ASSIGNED TASK: If a line in the data has the string "Miniport", please show it.

Stored dataset items:
*** Begin section ***

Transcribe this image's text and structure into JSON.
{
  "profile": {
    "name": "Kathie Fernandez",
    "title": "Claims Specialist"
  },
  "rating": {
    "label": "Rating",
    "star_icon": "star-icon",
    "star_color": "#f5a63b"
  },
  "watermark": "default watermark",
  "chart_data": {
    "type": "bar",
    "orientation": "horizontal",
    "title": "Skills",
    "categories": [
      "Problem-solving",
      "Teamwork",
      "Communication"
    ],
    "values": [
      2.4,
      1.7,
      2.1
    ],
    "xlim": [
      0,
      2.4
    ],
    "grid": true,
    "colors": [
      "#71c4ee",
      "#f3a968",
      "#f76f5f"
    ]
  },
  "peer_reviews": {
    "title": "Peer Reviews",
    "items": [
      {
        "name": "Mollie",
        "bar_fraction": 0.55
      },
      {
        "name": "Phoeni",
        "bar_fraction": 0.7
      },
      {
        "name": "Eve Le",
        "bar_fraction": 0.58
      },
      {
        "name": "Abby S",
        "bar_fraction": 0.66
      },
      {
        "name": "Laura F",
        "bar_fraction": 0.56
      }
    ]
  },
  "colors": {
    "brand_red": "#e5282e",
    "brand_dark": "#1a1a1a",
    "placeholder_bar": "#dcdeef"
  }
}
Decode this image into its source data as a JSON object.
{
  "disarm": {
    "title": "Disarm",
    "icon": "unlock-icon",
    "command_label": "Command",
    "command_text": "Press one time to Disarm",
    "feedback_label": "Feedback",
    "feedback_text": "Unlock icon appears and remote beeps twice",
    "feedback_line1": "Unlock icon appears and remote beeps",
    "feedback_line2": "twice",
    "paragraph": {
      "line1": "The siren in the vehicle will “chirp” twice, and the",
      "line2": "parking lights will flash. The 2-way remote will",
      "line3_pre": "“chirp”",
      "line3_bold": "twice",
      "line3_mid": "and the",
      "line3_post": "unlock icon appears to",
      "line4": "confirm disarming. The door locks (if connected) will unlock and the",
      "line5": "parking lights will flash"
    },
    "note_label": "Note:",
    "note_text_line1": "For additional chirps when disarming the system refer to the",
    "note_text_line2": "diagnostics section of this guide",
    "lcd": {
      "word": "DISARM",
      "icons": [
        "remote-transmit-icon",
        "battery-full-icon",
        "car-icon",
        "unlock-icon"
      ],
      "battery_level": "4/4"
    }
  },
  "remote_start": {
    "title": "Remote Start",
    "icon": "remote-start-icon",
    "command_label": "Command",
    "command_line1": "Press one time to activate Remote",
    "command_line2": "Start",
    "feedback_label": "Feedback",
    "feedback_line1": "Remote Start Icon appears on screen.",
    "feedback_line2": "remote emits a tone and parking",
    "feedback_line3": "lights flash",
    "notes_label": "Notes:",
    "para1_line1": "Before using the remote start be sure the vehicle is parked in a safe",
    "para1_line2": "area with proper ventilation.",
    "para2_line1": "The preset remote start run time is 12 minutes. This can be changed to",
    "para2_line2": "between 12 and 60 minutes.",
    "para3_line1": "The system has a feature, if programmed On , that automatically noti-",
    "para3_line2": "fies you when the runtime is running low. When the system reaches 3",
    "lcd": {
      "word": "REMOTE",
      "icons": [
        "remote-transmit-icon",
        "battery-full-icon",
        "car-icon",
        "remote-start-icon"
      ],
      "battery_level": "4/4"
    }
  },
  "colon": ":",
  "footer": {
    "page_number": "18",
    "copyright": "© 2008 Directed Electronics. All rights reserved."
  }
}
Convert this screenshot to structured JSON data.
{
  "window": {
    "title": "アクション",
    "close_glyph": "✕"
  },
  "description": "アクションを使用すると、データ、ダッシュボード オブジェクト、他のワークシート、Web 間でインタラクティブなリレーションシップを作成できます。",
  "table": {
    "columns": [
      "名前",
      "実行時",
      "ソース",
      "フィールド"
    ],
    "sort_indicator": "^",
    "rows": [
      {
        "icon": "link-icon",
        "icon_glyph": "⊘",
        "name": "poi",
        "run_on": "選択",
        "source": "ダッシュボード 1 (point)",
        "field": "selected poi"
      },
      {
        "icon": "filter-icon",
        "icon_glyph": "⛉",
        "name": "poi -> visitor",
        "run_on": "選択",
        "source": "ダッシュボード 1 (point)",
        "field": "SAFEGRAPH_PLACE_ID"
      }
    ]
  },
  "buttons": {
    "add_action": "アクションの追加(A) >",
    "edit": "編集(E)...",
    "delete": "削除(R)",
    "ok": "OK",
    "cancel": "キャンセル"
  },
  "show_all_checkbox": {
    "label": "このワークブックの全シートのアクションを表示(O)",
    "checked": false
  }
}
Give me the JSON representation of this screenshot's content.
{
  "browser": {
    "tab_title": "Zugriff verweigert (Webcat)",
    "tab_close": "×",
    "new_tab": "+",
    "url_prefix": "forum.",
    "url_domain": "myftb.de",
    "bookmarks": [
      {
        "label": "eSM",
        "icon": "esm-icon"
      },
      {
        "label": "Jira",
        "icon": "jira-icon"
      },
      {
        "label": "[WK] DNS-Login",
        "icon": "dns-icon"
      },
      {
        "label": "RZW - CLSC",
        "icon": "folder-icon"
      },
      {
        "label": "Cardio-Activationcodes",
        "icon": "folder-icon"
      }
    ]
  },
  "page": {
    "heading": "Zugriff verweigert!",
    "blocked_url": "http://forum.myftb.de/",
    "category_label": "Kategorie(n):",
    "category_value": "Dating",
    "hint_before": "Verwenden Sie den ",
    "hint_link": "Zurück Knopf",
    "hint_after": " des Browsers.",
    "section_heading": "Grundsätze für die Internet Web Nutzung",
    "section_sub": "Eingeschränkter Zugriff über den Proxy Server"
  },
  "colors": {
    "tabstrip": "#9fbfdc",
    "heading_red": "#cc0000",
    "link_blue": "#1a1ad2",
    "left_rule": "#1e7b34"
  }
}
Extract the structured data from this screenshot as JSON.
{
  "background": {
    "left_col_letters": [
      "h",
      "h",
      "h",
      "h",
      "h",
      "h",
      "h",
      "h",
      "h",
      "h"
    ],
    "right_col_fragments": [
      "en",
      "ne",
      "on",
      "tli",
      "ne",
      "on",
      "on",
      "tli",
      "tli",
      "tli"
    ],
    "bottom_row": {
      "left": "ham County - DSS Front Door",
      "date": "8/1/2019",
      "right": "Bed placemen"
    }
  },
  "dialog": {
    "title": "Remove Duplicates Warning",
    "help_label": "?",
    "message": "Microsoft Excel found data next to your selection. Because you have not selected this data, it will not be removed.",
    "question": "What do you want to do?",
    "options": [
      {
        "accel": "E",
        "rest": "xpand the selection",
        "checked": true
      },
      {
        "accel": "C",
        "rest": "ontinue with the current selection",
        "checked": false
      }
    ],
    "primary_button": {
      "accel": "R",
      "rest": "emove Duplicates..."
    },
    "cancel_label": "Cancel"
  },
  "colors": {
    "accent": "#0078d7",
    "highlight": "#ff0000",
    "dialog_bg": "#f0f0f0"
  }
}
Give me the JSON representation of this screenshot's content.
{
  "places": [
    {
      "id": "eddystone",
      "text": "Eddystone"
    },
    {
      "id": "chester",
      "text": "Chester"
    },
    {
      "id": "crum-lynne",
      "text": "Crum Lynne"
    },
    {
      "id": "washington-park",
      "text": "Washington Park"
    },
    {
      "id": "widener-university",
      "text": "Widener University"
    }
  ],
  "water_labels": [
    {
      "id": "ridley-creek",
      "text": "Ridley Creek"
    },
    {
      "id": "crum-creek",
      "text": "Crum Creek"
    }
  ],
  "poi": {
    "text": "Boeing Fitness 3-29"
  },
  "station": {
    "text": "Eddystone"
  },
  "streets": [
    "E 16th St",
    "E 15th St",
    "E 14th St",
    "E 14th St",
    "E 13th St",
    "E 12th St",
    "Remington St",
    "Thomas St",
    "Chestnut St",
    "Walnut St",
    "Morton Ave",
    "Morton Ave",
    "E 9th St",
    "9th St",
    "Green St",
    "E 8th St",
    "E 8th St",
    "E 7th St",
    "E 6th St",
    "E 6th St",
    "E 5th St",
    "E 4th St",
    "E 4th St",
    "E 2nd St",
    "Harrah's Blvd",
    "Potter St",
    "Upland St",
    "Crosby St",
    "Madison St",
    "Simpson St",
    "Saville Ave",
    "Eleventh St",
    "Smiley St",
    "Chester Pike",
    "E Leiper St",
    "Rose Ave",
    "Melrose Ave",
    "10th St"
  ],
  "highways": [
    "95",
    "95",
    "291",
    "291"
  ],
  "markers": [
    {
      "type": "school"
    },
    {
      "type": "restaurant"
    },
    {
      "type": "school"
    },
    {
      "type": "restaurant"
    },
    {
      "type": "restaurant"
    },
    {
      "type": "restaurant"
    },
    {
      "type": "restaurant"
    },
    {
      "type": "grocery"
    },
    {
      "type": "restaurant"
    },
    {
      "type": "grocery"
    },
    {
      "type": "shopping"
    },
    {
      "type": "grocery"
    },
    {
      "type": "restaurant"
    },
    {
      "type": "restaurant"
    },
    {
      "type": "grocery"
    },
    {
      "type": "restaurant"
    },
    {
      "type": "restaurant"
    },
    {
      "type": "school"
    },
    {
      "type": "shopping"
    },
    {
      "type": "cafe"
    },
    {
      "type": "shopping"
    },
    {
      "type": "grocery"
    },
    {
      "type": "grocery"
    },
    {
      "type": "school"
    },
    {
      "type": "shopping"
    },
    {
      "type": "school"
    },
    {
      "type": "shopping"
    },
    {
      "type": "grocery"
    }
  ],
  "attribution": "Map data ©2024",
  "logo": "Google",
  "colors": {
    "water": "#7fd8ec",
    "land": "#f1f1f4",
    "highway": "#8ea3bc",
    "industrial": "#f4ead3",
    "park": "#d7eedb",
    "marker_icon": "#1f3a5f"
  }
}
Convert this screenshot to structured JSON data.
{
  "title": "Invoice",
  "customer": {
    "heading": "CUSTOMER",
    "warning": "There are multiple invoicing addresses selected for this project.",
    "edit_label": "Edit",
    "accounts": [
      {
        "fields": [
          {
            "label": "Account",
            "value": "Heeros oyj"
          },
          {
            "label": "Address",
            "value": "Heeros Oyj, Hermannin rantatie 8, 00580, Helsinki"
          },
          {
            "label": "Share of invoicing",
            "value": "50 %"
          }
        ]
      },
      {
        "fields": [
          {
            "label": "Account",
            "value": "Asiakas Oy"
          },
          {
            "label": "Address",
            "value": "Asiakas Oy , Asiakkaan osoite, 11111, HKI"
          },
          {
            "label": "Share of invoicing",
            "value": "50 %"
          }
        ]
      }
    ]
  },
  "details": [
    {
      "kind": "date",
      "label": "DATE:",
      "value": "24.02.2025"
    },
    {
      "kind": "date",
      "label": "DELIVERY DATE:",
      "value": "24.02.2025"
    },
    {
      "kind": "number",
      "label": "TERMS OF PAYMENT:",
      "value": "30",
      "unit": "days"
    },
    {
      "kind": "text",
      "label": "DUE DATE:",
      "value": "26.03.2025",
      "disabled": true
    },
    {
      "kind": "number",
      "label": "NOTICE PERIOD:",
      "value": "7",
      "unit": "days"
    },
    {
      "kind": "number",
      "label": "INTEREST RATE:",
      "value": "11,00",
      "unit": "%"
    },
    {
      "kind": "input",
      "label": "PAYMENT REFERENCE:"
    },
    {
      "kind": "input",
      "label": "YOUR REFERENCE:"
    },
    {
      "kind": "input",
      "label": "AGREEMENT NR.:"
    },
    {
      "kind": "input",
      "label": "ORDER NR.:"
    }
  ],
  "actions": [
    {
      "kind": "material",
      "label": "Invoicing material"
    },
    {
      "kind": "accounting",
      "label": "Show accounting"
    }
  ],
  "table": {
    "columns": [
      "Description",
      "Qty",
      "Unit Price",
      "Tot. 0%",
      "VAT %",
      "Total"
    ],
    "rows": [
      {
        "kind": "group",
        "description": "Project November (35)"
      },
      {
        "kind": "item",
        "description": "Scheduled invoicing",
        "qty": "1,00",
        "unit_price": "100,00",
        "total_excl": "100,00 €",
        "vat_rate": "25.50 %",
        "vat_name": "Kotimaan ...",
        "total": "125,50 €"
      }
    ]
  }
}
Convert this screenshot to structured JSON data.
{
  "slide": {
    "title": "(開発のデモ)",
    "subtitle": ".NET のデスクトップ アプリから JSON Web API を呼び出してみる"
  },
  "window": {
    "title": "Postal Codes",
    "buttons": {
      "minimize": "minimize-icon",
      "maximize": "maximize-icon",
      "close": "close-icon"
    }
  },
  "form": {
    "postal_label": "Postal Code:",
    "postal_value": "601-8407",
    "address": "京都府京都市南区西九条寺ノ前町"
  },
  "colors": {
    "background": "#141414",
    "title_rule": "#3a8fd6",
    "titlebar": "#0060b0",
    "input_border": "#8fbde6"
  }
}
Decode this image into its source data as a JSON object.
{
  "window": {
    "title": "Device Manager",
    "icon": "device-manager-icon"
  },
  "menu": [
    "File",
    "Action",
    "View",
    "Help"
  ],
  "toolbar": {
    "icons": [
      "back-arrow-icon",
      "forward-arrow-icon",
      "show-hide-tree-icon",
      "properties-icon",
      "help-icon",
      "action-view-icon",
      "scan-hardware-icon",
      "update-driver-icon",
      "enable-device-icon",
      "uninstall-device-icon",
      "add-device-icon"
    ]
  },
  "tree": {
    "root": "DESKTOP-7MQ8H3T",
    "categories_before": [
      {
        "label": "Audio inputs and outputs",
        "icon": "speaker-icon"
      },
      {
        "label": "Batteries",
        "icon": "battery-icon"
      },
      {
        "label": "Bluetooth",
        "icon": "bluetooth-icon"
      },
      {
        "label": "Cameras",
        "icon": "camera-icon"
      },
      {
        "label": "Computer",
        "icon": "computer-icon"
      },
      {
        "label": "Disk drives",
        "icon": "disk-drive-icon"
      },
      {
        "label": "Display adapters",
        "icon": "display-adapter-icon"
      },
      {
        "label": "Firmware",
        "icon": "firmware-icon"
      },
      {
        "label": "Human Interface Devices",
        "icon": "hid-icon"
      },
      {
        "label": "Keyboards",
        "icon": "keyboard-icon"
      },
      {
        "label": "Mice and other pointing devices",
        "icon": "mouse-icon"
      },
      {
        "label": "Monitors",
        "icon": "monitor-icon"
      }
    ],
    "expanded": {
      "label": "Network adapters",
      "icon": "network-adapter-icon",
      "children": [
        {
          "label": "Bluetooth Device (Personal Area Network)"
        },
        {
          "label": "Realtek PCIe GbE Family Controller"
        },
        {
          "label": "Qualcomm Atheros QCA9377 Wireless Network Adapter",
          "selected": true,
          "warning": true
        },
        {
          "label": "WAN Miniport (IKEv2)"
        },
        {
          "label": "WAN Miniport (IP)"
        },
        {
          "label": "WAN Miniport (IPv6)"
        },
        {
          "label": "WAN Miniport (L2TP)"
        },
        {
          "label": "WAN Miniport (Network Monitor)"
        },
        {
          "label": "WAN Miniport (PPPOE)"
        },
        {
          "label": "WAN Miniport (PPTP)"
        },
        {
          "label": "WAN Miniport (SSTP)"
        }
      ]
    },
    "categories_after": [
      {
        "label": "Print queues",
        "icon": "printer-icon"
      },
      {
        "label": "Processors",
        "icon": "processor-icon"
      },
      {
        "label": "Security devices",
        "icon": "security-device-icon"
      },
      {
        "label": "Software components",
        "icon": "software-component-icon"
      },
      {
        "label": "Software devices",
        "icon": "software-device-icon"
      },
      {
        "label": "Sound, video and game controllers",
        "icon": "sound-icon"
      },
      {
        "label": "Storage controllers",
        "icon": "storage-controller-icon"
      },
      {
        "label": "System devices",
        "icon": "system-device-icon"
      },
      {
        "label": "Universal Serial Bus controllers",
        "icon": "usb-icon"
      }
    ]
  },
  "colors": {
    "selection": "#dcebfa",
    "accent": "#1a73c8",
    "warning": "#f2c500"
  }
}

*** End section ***

SOLUTION TO THIS EXERCISE:
          "label": "WAN Miniport (IKEv2)"
          "label": "WAN Miniport (IP)"
          "label": "WAN Miniport (IPv6)"
          "label": "WAN Miniport (L2TP)"
          "label": "WAN Miniport (Network Monitor)"
          "label": "WAN Miniport (PPPOE)"
          "label": "WAN Miniport (PPTP)"
          "label": "WAN Miniport (SSTP)"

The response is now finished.